MELAKA – The government has yet to finalise a proposal to separate the functions of pharmacies and clinics in the country, and is currently in the process of receiving feedback from the public said Health Minister Datuk Seri Dr S.Subramaniam.
He said his ministry was also in the process of having dialogues, especially with medical practinoners, to ensure the proposal can benefit the people.
“There is definitely a suggestion (from the Ministry of Health) to amend the act related to pharmacies functioning separately but I have requested them to present it again after getting feedback from the public and having dialogue sessions with the parties involved.
“The government considers all views, especially those from the public, before making a decision (to amend the act), so I request not to make any speculation regarding this matter,” he said during a press conference after inaugurating a new building of SJKT Jalan Kubu here yesterday.
Last Friday (Feb 20) the Malaysian Doctors Club with a membership of more than 8,000 doctors from private clinics and non-governmental organisations in the medical field protested the proposal to separate the functions of clinics and pharmacies.
In Kuala Lumpur, Malaysian Medical Association (MMA) President Dr H. Krishna Kumar, in supporting Dr Subramaniam’s statement that the separation of pharmacies and clinics should only take place after a comprehensive health care restructuring, said currently there was a lack of pharmacists to dispense the medicines especially in rural areas.
He said the distribution of the pharmacies was mainly in urban areas, and separating these functions would burden the rural population to obtain their medication.
“We have 24-hour clinics but there are no 24-hour pharmacies, so it would burden the people in the rural area especially in Sabah and Sarawak to travel to town just to obtain their medication when currently they would get it from the general practitioners (GPs) who are practising in their area,” he said at a press conference here, yesterday.
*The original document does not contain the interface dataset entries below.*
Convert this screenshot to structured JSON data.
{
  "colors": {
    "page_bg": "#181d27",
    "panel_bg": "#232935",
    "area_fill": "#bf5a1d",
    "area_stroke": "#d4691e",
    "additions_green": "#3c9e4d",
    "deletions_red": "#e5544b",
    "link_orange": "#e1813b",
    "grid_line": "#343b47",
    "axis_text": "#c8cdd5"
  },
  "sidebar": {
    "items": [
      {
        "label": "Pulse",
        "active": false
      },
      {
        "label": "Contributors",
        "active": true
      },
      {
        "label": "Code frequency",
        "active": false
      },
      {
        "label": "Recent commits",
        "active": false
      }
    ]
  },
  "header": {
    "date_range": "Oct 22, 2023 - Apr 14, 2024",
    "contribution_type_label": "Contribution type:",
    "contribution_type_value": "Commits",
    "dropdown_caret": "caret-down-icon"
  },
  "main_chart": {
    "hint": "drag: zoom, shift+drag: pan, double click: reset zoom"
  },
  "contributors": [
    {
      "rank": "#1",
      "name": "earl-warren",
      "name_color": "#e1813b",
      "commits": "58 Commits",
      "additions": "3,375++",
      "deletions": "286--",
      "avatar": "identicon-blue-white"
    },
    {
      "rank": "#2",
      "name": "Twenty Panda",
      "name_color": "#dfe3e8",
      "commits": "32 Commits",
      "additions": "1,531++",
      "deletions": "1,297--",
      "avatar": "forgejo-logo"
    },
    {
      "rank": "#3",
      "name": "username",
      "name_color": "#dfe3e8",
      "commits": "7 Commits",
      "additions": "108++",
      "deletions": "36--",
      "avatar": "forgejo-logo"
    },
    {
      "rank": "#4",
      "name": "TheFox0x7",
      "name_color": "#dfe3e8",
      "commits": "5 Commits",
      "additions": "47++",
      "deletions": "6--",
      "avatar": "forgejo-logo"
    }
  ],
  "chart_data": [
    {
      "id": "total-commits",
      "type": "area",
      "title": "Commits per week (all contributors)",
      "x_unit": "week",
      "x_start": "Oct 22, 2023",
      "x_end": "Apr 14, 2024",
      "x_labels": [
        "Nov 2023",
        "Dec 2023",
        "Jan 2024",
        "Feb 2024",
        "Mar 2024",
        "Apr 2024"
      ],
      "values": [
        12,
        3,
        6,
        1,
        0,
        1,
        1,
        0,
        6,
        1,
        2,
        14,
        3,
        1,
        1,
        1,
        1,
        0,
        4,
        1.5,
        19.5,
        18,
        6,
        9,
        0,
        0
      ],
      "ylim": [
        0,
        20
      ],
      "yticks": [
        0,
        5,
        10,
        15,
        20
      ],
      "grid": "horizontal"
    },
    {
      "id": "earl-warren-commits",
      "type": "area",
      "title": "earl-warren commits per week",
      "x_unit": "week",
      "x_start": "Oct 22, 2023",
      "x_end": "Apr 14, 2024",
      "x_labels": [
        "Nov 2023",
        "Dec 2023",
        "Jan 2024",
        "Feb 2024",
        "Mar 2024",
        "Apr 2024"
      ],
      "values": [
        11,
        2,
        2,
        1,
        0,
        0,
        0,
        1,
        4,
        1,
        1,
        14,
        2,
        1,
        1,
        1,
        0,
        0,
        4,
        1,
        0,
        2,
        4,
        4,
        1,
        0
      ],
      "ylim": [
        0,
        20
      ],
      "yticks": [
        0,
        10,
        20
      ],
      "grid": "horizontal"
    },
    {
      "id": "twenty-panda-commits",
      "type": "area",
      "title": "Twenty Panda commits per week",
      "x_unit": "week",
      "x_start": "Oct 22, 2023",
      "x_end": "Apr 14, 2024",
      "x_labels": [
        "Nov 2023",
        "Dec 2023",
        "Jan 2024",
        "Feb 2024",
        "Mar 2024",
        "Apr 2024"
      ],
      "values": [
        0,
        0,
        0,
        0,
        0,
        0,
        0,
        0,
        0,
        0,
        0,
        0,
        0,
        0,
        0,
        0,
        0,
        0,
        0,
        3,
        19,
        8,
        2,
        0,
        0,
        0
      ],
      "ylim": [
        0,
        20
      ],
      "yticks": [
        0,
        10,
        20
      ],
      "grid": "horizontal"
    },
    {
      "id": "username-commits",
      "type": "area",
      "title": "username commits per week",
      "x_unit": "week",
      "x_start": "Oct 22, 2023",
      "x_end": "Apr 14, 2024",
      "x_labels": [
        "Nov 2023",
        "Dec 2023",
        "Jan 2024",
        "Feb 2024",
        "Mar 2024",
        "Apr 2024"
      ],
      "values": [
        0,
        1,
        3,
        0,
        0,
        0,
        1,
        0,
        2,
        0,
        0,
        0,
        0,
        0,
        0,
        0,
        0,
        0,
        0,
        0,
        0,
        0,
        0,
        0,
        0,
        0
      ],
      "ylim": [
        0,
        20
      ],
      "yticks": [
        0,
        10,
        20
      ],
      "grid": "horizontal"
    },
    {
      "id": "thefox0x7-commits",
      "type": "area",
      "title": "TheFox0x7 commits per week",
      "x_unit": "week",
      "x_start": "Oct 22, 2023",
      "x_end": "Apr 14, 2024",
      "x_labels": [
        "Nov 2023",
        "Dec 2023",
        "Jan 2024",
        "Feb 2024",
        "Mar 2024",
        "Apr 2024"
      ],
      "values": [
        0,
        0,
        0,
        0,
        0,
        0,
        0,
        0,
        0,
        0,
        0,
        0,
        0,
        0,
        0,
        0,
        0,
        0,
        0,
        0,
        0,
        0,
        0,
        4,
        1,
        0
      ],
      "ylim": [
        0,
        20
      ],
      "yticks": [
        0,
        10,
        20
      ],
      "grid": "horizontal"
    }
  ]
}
He added that the separation of functions of pharmacies and clinics would burden patients financially when they had to pay for two different professionals. – BERNAMA